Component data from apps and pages

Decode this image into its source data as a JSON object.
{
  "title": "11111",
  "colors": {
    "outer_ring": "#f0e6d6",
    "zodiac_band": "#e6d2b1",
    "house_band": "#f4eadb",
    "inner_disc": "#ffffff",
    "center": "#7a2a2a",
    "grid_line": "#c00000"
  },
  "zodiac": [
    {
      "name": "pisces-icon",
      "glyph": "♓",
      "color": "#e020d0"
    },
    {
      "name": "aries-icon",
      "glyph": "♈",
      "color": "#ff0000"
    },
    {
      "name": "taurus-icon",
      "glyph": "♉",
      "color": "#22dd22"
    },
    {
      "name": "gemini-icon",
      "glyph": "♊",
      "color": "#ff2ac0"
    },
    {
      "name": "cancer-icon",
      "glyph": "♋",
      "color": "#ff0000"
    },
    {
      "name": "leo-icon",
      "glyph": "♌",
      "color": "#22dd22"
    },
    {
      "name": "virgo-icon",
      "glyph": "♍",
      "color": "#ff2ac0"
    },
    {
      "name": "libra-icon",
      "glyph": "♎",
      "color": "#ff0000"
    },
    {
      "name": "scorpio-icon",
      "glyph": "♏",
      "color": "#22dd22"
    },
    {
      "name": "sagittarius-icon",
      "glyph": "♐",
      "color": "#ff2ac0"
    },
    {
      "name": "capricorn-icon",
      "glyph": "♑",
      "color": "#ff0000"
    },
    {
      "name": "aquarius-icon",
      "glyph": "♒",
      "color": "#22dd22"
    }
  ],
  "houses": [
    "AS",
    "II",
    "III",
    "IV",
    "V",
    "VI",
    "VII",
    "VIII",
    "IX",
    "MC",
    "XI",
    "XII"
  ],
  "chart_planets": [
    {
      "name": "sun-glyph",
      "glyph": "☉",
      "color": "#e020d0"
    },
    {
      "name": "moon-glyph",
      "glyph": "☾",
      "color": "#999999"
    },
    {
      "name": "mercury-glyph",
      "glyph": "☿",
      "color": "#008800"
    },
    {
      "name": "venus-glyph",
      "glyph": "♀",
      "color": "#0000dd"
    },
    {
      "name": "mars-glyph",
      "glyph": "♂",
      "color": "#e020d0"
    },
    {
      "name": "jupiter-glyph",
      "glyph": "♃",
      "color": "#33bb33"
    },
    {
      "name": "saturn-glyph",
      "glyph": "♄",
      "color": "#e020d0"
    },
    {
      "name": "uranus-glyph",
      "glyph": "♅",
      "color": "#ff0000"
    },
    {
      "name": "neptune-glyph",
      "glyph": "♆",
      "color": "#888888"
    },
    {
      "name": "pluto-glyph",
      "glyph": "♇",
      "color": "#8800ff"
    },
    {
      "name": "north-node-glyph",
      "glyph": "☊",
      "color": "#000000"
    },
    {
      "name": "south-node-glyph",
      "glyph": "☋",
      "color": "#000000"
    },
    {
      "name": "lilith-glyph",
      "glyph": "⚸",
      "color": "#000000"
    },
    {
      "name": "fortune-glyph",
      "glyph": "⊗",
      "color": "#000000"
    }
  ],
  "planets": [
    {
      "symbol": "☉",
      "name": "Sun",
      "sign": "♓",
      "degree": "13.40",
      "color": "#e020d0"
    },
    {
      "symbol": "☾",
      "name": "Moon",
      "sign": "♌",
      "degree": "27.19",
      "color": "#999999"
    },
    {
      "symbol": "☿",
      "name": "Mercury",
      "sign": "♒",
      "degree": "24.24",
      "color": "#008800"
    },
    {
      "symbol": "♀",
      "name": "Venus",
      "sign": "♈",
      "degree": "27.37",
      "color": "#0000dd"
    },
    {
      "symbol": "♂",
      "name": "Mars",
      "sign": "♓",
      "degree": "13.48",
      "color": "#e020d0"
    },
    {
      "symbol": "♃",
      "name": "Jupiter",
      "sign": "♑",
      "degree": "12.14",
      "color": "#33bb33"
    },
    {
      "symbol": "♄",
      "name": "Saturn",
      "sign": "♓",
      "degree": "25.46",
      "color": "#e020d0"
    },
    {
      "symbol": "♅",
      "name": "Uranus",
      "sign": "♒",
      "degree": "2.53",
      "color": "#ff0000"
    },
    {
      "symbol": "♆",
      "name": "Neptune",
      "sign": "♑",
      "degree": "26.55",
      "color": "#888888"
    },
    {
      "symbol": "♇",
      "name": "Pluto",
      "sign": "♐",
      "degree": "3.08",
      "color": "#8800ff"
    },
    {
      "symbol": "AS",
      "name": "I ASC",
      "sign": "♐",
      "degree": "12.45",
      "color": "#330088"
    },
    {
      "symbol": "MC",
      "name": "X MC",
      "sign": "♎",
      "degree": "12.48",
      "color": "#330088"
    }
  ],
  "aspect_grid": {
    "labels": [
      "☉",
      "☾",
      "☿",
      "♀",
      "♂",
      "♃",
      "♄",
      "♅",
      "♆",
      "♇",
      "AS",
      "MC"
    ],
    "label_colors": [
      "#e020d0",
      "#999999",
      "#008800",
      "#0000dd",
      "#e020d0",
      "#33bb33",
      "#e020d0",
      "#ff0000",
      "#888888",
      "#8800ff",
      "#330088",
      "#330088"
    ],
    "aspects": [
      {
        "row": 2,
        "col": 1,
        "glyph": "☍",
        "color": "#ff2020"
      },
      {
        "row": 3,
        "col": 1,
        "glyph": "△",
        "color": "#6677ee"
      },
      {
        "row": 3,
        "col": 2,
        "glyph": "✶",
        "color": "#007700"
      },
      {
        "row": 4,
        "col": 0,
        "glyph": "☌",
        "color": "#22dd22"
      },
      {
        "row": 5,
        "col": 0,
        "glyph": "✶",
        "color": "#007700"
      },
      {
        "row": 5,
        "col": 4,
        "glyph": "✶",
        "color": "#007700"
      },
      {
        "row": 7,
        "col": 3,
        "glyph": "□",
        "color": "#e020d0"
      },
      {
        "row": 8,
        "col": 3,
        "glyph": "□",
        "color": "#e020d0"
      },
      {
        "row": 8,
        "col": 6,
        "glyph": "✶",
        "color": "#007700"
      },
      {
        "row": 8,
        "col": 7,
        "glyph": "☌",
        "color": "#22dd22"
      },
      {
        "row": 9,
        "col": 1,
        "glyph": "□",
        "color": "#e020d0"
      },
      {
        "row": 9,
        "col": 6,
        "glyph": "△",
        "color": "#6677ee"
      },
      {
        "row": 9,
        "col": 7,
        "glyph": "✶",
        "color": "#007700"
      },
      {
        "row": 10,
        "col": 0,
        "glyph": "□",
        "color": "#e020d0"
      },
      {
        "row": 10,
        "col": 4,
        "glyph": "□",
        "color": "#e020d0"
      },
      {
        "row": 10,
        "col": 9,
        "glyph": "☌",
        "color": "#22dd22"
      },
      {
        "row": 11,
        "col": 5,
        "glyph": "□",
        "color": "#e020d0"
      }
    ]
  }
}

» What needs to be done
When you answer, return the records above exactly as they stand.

» Problem solution
Decode this image into its source data as a JSON object.
{
  "title": "11111",
  "colors": {
    "outer_ring": "#f0e6d6",
    "zodiac_band": "#e6d2b1",
    "house_band": "#f4eadb",
    "inner_disc": "#ffffff",
    "center": "#7a2a2a",
    "grid_line": "#c00000"
  },
  "zodiac": [
    {
      "name": "pisces-icon",
      "glyph": "♓",
      "color": "#e020d0"
    },
    {
      "name": "aries-icon",
      "glyph": "♈",
      "color": "#ff0000"
    },
    {
      "name": "taurus-icon",
      "glyph": "♉",
      "color": "#22dd22"
    },
    {
      "name": "gemini-icon",
      "glyph": "♊",
      "color": "#ff2ac0"
    },
    {
      "name": "cancer-icon",
      "glyph": "♋",
      "color": "#ff0000"
    },
    {
      "name": "leo-icon",
      "glyph": "♌",
      "color": "#22dd22"
    },
    {
      "name": "virgo-icon",
      "glyph": "♍",
      "color": "#ff2ac0"
    },
    {
      "name": "libra-icon",
      "glyph": "♎",
      "color": "#ff0000"
    },
    {
      "name": "scorpio-icon",
      "glyph": "♏",
      "color": "#22dd22"
    },
    {
      "name": "sagittarius-icon",
      "glyph": "♐",
      "color": "#ff2ac0"
    },
    {
      "name": "capricorn-icon",
      "glyph": "♑",
      "color": "#ff0000"
    },
    {
      "name": "aquarius-icon",
      "glyph": "♒",
      "color": "#22dd22"
    }
  ],
  "houses": [
    "AS",
    "II",
    "III",
    "IV",
    "V",
    "VI",
    "VII",
    "VIII",
    "IX",
    "MC",
    "XI",
    "XII"
  ],
  "chart_planets": [
    {
      "name": "sun-glyph",
      "glyph": "☉",
      "color": "#e020d0"
    },
    {
      "name": "moon-glyph",
      "glyph": "☾",
      "color": "#999999"
    },
    {
      "name": "mercury-glyph",
      "glyph": "☿",
      "color": "#008800"
    },
    {
      "name": "venus-glyph",
      "glyph": "♀",
      "color": "#0000dd"
    },
    {
      "name": "mars-glyph",
      "glyph": "♂",
      "color": "#e020d0"
    },
    {
      "name": "jupiter-glyph",
      "glyph": "♃",
      "color": "#33bb33"
    },
    {
      "name": "saturn-glyph",
      "glyph": "♄",
      "color": "#e020d0"
    },
    {
      "name": "uranus-glyph",
      "glyph": "♅",
      "color": "#ff0000"
    },
    {
      "name": "neptune-glyph",
      "glyph": "♆",
      "color": "#888888"
    },
    {
      "name": "pluto-glyph",
      "glyph": "♇",
      "color": "#8800ff"
    },
    {
      "name": "north-node-glyph",
      "glyph": "☊",
      "color": "#000000"
    },
    {
      "name": "south-node-glyph",
      "glyph": "☋",
      "color": "#000000"
    },
    {
      "name": "lilith-glyph",
      "glyph": "⚸",
      "color": "#000000"
    },
    {
      "name": "fortune-glyph",
      "glyph": "⊗",
      "color": "#000000"
    }
  ],
  "planets": [
    {
      "symbol": "☉",
      "name": "Sun",
      "sign": "♓",
      "degree": "13.40",
      "color": "#e020d0"
    },
    {
      "symbol": "☾",
      "name": "Moon",
      "sign": "♌",
      "degree": "27.19",
      "color": "#999999"
    },
    {
      "symbol": "☿",
      "name": "Mercury",
      "sign": "♒",
      "degree": "24.24",
      "color": "#008800"
    },
    {
      "symbol": "♀",
      "name": "Venus",
      "sign": "♈",
      "degree": "27.37",
      "color": "#0000dd"
    },
    {
      "symbol": "♂",
      "name": "Mars",
      "sign": "♓",
      "degree": "13.48",
      "color": "#e020d0"
    },
    {
      "symbol": "♃",
      "name": "Jupiter",
      "sign": "♑",
      "degree": "12.14",
      "color": "#33bb33"
    },
    {
      "symbol": "♄",
      "name": "Saturn",
      "sign": "♓",
      "degree": "25.46",
      "color": "#e020d0"
    },
    {
      "symbol": "♅",
      "name": "Uranus",
      "sign": "♒",
      "degree": "2.53",
      "color": "#ff0000"
    },
    {
      "symbol": "♆",
      "name": "Neptune",
      "sign": "♑",
      "degree": "26.55",
      "color": "#888888"
    },
    {
      "symbol": "♇",
      "name": "Pluto",
      "sign": "♐",
      "degree": "3.08",
      "color": "#8800ff"
    },
    {
      "symbol": "AS",
      "name": "I ASC",
      "sign": "♐",
      "degree": "12.45",
      "color": "#330088"
    },
    {
      "symbol": "MC",
      "name": "X MC",
      "sign": "♎",
      "degree": "12.48",
      "color": "#330088"
    }
  ],
  "aspect_grid": {
    "labels": [
      "☉",
      "☾",
      "☿",
      "♀",
      "♂",
      "♃",
      "♄",
      "♅",
      "♆",
      "♇",
      "AS",
      "MC"
    ],
    "label_colors": [
      "#e020d0",
      "#999999",
      "#008800",
      "#0000dd",
      "#e020d0",
      "#33bb33",
      "#e020d0",
      "#ff0000",
      "#888888",
      "#8800ff",
      "#330088",
      "#330088"
    ],
    "aspects": [
      {
        "row": 2,
        "col": 1,
        "glyph": "☍",
        "color": "#ff2020"
      },
      {
        "row": 3,
        "col": 1,
        "glyph": "△",
        "color": "#6677ee"
      },
      {
        "row": 3,
        "col": 2,
        "glyph": "✶",
        "color": "#007700"
      },
      {
        "row": 4,
        "col": 0,
        "glyph": "☌",
        "color": "#22dd22"
      },
      {
        "row": 5,
        "col": 0,
        "glyph": "✶",
        "color": "#007700"
      },
      {
        "row": 5,
        "col": 4,
        "glyph": "✶",
        "color": "#007700"
      },
      {
        "row": 7,
        "col": 3,
        "glyph": "□",
        "color": "#e020d0"
      },
      {
        "row": 8,
        "col": 3,
        "glyph": "□",
        "color": "#e020d0"
      },
      {
        "row": 8,
        "col": 6,
        "glyph": "✶",
        "color": "#007700"
      },
      {
        "row": 8,
        "col": 7,
        "glyph": "☌",
        "color": "#22dd22"
      },
      {
        "row": 9,
        "col": 1,
        "glyph": "□",
        "color": "#e020d0"
      },
      {
        "row": 9,
        "col": 6,
        "glyph": "△",
        "color": "#6677ee"
      },
      {
        "row": 9,
        "col": 7,
        "glyph": "✶",
        "color": "#007700"
      },
      {
        "row": 10,
        "col": 0,
        "glyph": "□",
        "color": "#e020d0"
      },
      {
        "row": 10,
        "col": 4,
        "glyph": "□",
        "color": "#e020d0"
      },
      {
        "row": 10,
        "col": 9,
        "glyph": "☌",
        "color": "#22dd22"
      },
      {
        "row": 11,
        "col": 5,
        "glyph": "□",
        "color": "#e020d0"
      }
    ]
  }
}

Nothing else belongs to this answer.